The era of having to pay cellular providers to unlock your cellphone will end this year.
As of Dec. 1, cellphone customers can ask their provider to unlock their phones free of charge, the CRTC announced Thursday. At the same time, it said, all newly purchased mobile devices must be provided to customers unlocked.
Telecoms often order locked phones from manufacturers that are programmed to work only with their service. Then they charge a fee — typically $50 — to unlock the phone if a customer wants to switch providers.
The unlocking fee has always been unpopular with customers. It has even been referred to it as a “ransom fee.”
When the CRTC reviewed its wireless code earlier this year, it invited the public to comment online. Many took the opportunity to gripe about unlocking fees.
During a February CRTC hearing, Bell, Rogers and Telus all stood by their unlocking fees.
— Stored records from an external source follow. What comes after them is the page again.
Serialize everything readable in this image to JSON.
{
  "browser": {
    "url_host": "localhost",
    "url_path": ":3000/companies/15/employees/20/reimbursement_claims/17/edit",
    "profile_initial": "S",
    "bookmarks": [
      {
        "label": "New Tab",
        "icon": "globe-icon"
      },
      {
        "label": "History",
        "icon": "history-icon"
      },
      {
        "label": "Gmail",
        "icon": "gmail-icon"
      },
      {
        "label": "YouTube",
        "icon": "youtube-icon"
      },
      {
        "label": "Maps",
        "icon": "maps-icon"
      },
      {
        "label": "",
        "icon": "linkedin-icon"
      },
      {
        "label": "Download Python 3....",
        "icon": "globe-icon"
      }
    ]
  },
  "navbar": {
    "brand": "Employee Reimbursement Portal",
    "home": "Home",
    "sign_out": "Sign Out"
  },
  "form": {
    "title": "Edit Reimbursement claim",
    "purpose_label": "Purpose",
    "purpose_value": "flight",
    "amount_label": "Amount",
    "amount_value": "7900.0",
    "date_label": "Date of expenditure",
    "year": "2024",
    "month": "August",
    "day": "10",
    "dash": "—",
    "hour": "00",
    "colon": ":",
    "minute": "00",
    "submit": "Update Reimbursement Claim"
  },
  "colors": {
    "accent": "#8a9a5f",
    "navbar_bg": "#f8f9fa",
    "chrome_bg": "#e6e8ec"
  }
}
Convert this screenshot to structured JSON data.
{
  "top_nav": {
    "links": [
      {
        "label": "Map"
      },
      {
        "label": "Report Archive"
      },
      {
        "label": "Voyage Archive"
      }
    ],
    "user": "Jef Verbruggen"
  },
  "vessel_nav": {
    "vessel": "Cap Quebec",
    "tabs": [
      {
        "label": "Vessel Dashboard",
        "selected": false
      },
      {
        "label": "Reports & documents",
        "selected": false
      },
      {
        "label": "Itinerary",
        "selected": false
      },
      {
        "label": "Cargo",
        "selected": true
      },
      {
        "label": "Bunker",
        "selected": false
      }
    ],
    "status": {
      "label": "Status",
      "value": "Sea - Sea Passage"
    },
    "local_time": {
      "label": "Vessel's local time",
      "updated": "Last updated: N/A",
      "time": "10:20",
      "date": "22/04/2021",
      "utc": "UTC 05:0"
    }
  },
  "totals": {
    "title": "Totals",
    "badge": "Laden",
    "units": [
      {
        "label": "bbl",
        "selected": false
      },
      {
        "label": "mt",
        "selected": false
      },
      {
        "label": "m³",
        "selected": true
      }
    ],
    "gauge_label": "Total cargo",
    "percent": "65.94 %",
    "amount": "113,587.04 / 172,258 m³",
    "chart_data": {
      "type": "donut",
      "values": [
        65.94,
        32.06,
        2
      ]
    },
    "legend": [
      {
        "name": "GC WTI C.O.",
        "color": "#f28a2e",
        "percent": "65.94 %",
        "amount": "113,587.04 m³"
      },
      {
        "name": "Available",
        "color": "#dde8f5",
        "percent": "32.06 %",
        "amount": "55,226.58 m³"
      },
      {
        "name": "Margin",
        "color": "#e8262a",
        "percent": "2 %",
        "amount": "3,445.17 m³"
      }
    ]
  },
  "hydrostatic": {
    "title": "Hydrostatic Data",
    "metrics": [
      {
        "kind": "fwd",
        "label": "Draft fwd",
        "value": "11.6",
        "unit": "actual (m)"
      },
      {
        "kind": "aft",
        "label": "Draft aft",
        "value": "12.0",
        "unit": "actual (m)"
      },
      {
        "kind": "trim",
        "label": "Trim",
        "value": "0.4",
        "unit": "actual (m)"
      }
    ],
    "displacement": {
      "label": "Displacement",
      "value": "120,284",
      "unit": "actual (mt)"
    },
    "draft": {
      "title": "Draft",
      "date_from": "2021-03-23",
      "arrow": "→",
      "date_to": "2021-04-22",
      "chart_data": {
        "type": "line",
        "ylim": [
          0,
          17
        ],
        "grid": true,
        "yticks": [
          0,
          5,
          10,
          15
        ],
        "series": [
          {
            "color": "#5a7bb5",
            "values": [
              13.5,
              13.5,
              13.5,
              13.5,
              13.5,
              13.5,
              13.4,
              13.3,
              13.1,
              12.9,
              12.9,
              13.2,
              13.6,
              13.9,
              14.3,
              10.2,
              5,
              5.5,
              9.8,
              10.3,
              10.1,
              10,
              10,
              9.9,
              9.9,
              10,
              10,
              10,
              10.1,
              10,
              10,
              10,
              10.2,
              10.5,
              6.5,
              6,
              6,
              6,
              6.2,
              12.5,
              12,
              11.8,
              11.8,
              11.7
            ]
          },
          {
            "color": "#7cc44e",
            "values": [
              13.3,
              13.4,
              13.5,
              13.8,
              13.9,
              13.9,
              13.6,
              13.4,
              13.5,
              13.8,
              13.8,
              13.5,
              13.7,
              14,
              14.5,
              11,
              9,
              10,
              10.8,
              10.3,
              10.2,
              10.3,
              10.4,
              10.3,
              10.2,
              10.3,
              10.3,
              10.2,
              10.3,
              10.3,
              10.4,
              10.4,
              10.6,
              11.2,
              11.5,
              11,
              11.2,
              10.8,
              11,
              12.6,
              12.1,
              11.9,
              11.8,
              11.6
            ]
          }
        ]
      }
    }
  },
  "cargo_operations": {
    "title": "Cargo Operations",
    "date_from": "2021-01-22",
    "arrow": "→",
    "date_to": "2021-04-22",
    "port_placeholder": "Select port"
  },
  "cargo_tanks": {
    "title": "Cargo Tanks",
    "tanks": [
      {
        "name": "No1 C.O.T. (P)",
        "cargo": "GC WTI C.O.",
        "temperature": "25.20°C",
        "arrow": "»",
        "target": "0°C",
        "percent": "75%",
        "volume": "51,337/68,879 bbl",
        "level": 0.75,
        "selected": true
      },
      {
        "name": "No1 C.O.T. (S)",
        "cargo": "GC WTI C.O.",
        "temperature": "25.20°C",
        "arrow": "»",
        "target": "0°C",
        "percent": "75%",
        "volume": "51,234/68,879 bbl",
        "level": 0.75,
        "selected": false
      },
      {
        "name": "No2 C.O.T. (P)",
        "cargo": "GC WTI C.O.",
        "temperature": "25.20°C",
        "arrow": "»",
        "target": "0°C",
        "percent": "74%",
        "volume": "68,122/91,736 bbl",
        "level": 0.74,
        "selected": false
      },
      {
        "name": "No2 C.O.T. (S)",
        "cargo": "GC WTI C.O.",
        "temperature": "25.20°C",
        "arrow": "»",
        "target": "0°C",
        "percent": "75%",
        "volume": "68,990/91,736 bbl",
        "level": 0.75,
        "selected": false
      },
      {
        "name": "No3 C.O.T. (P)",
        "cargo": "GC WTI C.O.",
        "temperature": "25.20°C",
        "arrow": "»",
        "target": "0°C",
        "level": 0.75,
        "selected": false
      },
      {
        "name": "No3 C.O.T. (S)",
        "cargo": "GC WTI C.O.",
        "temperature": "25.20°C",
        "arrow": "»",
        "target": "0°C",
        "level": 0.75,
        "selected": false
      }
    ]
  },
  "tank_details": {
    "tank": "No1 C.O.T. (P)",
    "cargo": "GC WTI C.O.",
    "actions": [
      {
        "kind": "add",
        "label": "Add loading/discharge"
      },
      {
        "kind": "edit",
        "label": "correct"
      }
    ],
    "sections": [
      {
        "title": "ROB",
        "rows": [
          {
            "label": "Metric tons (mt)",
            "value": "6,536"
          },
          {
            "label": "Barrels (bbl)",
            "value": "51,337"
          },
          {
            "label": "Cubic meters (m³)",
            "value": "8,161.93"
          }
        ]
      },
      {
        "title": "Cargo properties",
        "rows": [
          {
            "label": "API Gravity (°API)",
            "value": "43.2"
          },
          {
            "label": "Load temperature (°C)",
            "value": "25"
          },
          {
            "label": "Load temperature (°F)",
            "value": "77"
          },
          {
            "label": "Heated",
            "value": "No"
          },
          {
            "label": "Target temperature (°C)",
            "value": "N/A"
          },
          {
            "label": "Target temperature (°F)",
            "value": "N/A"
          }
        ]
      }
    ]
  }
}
The big three warned that if they didn’t charge an unlocking fee for the few customers who want it done, the cost would have to be passed on to everyone.
Canada’s main telecoms wouldn’t comment on the CRTC’s decision to ban unlocking fees, stating they’re still reviewing the new mandate.
No free-for-all for family plans
The commission’s decision on unlocking fees came out of a review of its 2013 wireless code created in part to help limit costly cellphone fees for consumers.
As part of the review, the commission also announced that only the account holder can consent to data overage and additional roaming charges in a family-shared cellphone plan. Other plan members will only be able to give consent if the account holder grants them approval.
To help customers avoid running up their bills, the wireless code mandated that cellular service providers must cap international roaming charges at $100 a month and data overage fees at $50 — unless a customer agrees to pay more.
rosemary pick cellphone
Last year, CBC’s Marketplace found that Rogers, Bell and Telus all allowed anyone on a family share plan — including minors — to buy data above the $50 cap. All they had to do was respond “Yes” to a text message from their provider.
The new approval rules for family plans are effective immediately.
* From CBC Article By Sophia Harris http://www.cbc.ca/news/business/crtc-wireless-code-cellphone-1.4161711